BY PATIENCE IVIE IHEJIRIKA, Abuja
As food scarcity looms in Nigeria, with farmers facing enormous challenges, agricultural biotechnology involving use of different scientific techniques to modify plants and animals may be the way forward. Scientists have reported that genetically modified crops have more yields, require less spraying, and enhance nutrient composition. They also are resistant to pests and disease.
Nigeria approved its first biotechnology crop in 2018 and presently, two crops; Bacillus thuringiensis (Bt.) cotton and cow pea has been approved for commercial use. This development, though welcomed by some Nigerians especially scientists, also raised safety concerns.
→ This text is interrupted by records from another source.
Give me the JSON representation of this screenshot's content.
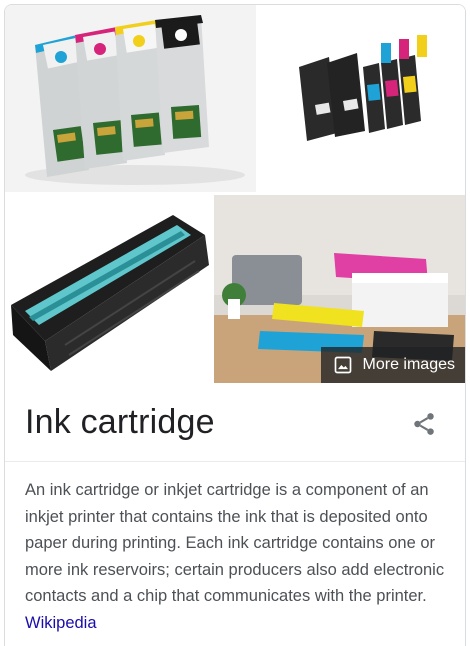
{
  "gallery": {
    "images": [
      {
        "alt_icon": "ink-cartridges-four-color-image"
      },
      {
        "alt_icon": "ink-cartridges-set-image"
      },
      {
        "alt_icon": "toner-cartridge-image"
      },
      {
        "alt_icon": "toner-cartridges-desk-image"
      }
    ],
    "more_images_label": "More images",
    "more_images_icon": "image-icon"
  },
  "entity": {
    "title": "Ink cartridge",
    "share_icon": "share-icon",
    "description": "An ink cartridge or inkjet cartridge is a component of an inkjet printer that contains the ink that is deposited onto paper during printing. Each ink cartridge contains one or more ink reservoirs; certain producers also add electronic contacts and a chip that communicates with the printer.",
    "source_link": "Wikipedia"
  },
  "colors": {
    "cyan": "#1fa3d6",
    "magenta": "#d6247a",
    "yellow": "#f2cf1a",
    "black": "#1b1b1b",
    "link": "#1a0dab",
    "text": "#4d5156",
    "title": "#202124"
  }
}
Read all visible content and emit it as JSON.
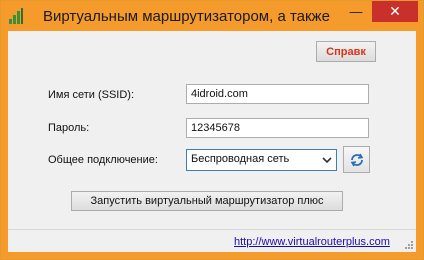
{
  "window": {
    "title": "Виртуальным маршрутизатором, а также",
    "minimize_glyph": "—",
    "close_glyph": "✕",
    "icon": "app-signal-icon"
  },
  "toolbar": {
    "help_label": "Справк"
  },
  "form": {
    "ssid_label": "Имя сети (SSID):",
    "ssid_value": "4idroid.com",
    "password_label": "Пароль:",
    "password_value": "12345678",
    "connection_label": "Общее подключение:",
    "connection_selected": "Беспроводная сеть",
    "refresh_icon": "refresh-icon"
  },
  "actions": {
    "start_label": "Запустить виртуальный маршрутизатор плюс"
  },
  "status": {
    "website": "http://www.virtualrouterplus.com"
  },
  "colors": {
    "title_bar": "#f49b2c",
    "close_button": "#c7302b",
    "help_text": "#d8341a",
    "link": "#1a0dab"
  }
}
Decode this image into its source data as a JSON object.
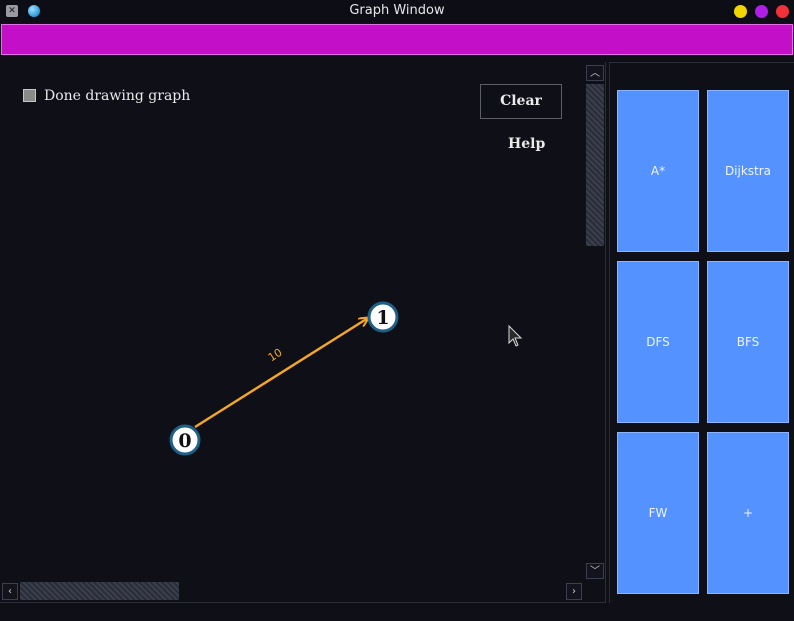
{
  "window": {
    "title": "Graph Window"
  },
  "canvas": {
    "checkbox_label": "Done drawing graph",
    "clear_label": "Clear",
    "help_label": "Help"
  },
  "graph": {
    "nodes": [
      {
        "id": "0",
        "label": "0"
      },
      {
        "id": "1",
        "label": "1"
      }
    ],
    "edges": [
      {
        "from": "0",
        "to": "1",
        "weight": "10",
        "color": "#f5a623"
      }
    ]
  },
  "algorithms": {
    "a_star": "A*",
    "dijkstra": "Dijkstra",
    "dfs": "DFS",
    "bfs": "BFS",
    "fw": "FW",
    "plus": "+"
  },
  "colors": {
    "toolbar": "#c40fc9",
    "button": "#5493ff",
    "edge": "#f5a623",
    "node_border": "#1e5f86"
  }
}
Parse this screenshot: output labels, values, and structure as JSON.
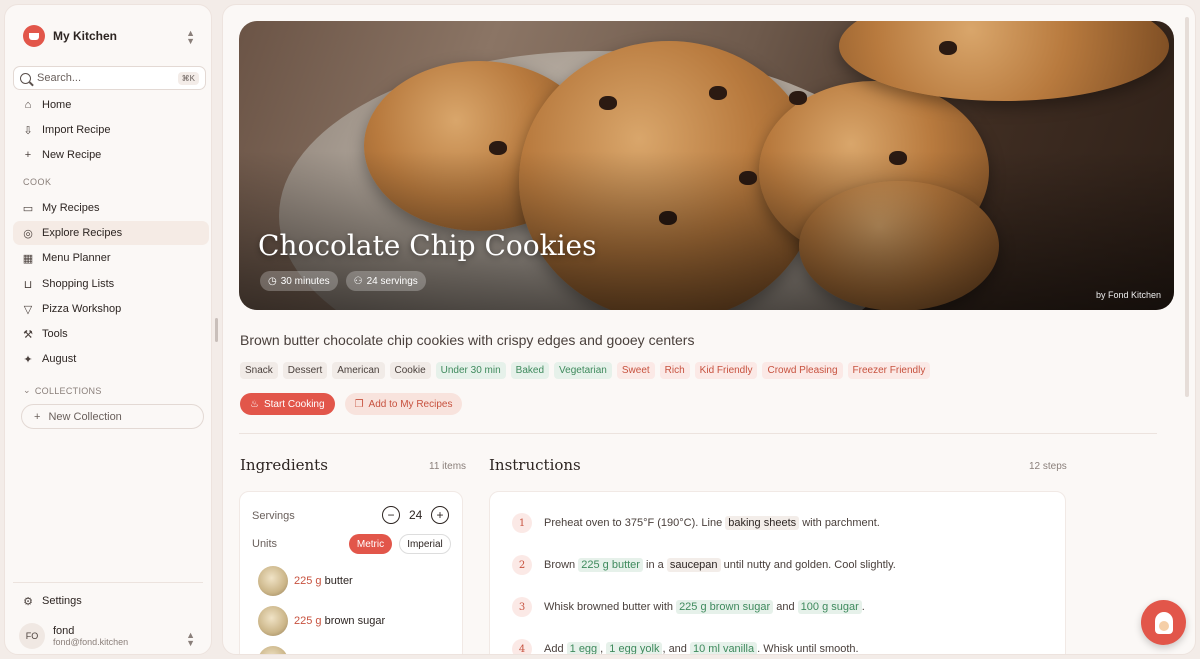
{
  "sidebar": {
    "brand": "My Kitchen",
    "search": {
      "placeholder": "Search...",
      "shortcut": "⌘K"
    },
    "top_items": [
      {
        "label": "Home",
        "icon": "home-icon"
      },
      {
        "label": "Import Recipe",
        "icon": "import-icon"
      },
      {
        "label": "New Recipe",
        "icon": "plus-icon"
      }
    ],
    "cook_label": "COOK",
    "cook_items": [
      {
        "label": "My Recipes",
        "icon": "book-icon"
      },
      {
        "label": "Explore Recipes",
        "icon": "compass-icon",
        "active": true
      },
      {
        "label": "Menu Planner",
        "icon": "calendar-icon"
      },
      {
        "label": "Shopping Lists",
        "icon": "cart-icon"
      },
      {
        "label": "Pizza Workshop",
        "icon": "pizza-icon"
      },
      {
        "label": "Tools",
        "icon": "wrench-icon"
      },
      {
        "label": "August",
        "icon": "sparkle-icon"
      }
    ],
    "collections_label": "COLLECTIONS",
    "new_collection": "New Collection",
    "settings": "Settings",
    "user": {
      "initials": "FO",
      "name": "fond",
      "email": "fond@fond.kitchen"
    }
  },
  "recipe": {
    "title": "Chocolate Chip Cookies",
    "time": "30 minutes",
    "servings_label": "24 servings",
    "by": "by Fond Kitchen",
    "description": "Brown butter chocolate chip cookies with crispy edges and gooey centers",
    "tags": [
      {
        "label": "Snack",
        "style": "neutral"
      },
      {
        "label": "Dessert",
        "style": "neutral"
      },
      {
        "label": "American",
        "style": "neutral"
      },
      {
        "label": "Cookie",
        "style": "neutral"
      },
      {
        "label": "Under 30 min",
        "style": "green"
      },
      {
        "label": "Baked",
        "style": "green"
      },
      {
        "label": "Vegetarian",
        "style": "green"
      },
      {
        "label": "Sweet",
        "style": "red"
      },
      {
        "label": "Rich",
        "style": "red"
      },
      {
        "label": "Kid Friendly",
        "style": "red"
      },
      {
        "label": "Crowd Pleasing",
        "style": "red"
      },
      {
        "label": "Freezer Friendly",
        "style": "red"
      }
    ],
    "start_cooking": "Start Cooking",
    "add_to_my_recipes": "Add to My Recipes"
  },
  "ingredients": {
    "heading": "Ingredients",
    "count": "11 items",
    "servings_label": "Servings",
    "servings_value": "24",
    "units_label": "Units",
    "unit_metric": "Metric",
    "unit_imperial": "Imperial",
    "items": [
      {
        "qty": "225 g",
        "name": "butter"
      },
      {
        "qty": "225 g",
        "name": "brown sugar"
      }
    ]
  },
  "instructions": {
    "heading": "Instructions",
    "count": "12 steps",
    "steps": [
      {
        "num": "1",
        "parts": [
          {
            "t": "Preheat oven to 375°F (190°C). Line "
          },
          {
            "t": "baking sheets",
            "k": "tool"
          },
          {
            "t": " with parchment."
          }
        ]
      },
      {
        "num": "2",
        "parts": [
          {
            "t": "Brown "
          },
          {
            "t": "225 g butter",
            "k": "ing"
          },
          {
            "t": " in a "
          },
          {
            "t": "saucepan",
            "k": "tool"
          },
          {
            "t": " until nutty and golden. Cool slightly."
          }
        ]
      },
      {
        "num": "3",
        "parts": [
          {
            "t": "Whisk browned butter with "
          },
          {
            "t": "225 g brown sugar",
            "k": "ing"
          },
          {
            "t": " and "
          },
          {
            "t": "100 g sugar",
            "k": "ing"
          },
          {
            "t": "."
          }
        ]
      },
      {
        "num": "4",
        "parts": [
          {
            "t": "Add "
          },
          {
            "t": "1 egg",
            "k": "ing"
          },
          {
            "t": ", "
          },
          {
            "t": "1 egg yolk",
            "k": "ing"
          },
          {
            "t": ", and "
          },
          {
            "t": "10 ml vanilla",
            "k": "ing"
          },
          {
            "t": ". Whisk until smooth."
          }
        ]
      }
    ]
  },
  "colors": {
    "accent": "#e2564a",
    "green": "#3f8a5d",
    "red_text": "#c7523f"
  }
}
Countries such as France, Germany, Austria, Greece, Hungary, the Netherlands, Latvia, Lithuania, Luxembourg, Bulgaria, Poland, Denmark, Malta, Slovenia, Italy and Croatia are reported to have chosen a total ban on GMOs.
The national vice president, All Farmers Association of Nigeria (AFAN), Chief Daniel Okafor, told me that from what he had seen, scientifically modified crops do better in terms of yields but urged the institutions to carry out more research while the regulatory agencies do their work as well.
“I am encouraging researchers to do their work while the regulatory agencies should also do their work. GMOs are now being used in many countries. Many places where I went with them to see what they were doing, their crops are doing better than ours.
“Let every agency for safety do their work. If it is something that is bad, let them condemn it. Farmers are not scientists. If it is GMO that will benefit the farmers more, so long as it is safe for consumption, let it continue because other countries that are using GMOs are doing well,” he said.
Meanwhile, the country director, Open Forum on Agricultural Biotechnology (OFAB) Nigeria, Dr. Rose Gidado, says GMO is surely the way to go if the country wants to improve and sustain agricultural produce.
“Nigeria should begin to think inward, we don’t have to keep depending on other countries and the government needs to invest in research and development because it is the bedrock of any economy.”
Also, Dr. Rufus Ebegba, director general, National Biosafety Management Agency (NBMA), told me that NBMA is the regulator of GMOs, and that even before any GMO is produced, the agency grants approval for it and before they are released for planting and commercialisation, the agency carries out risk assessment and risk management activities on them before confirming whether they are safe or not.
He says “So far, there is no GMO approved or released in this country that is not safe. All the ones that we have released so far are all safe.”